What was the last calypso to hit the Antigua and Barbudan airwaves that created a lasting impression? A no brainer, right? The immediate answer would definitely be a calypso from yesteryear according to the Minister whom I suspected felt compelled to discard his prepared script to protest against the conspicuous absence of key stakeholders at the much publicised Calypso workshop.
Antigua’s Carnival Culture Is More Than Wild Street Parties & Steel Pans
The bursts of ultra light sunbeams hitting my window remind me that autumn leaves and maroon sweaters are here.
For most people, kicking off your holiday in the wee hours of the morning can be an exhausting, curmudgeon-inducing thing. But then we'd surmise that most people haven't enjoyed the bewildering life experience of what it's like to walk straight into the 3am hubbub of Antigua's hyper-colourful, wonderfully chaotic and overwhelmingly inviting 12-day Carnival.
Today’s workshop organised by the Cultural Development Division drew basically the same crowd. One person commented on Facebook that it was more or less ‘preaching to the converted’ and recommended that the workshops be taken to the schools or wherever the youngsters are.
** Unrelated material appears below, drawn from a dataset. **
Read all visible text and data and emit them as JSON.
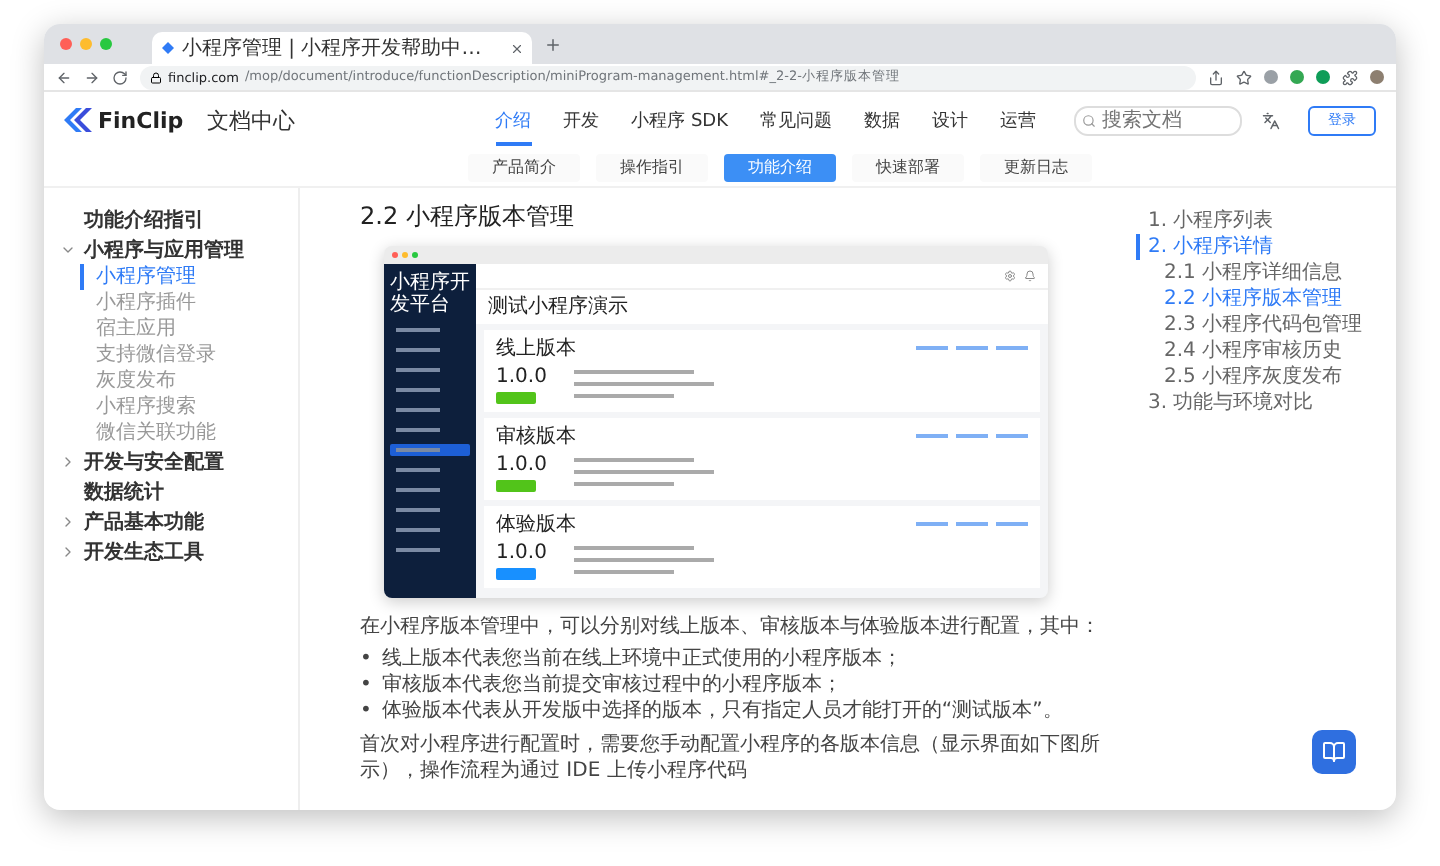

It’s not long after 6am when we arrive at the Breakfast Fete. Our driver, Jason, tries to get us as close to the entrance as possible, but he’s not enjoying much luck in negotiating the couple hundred cars packed into the muddied field.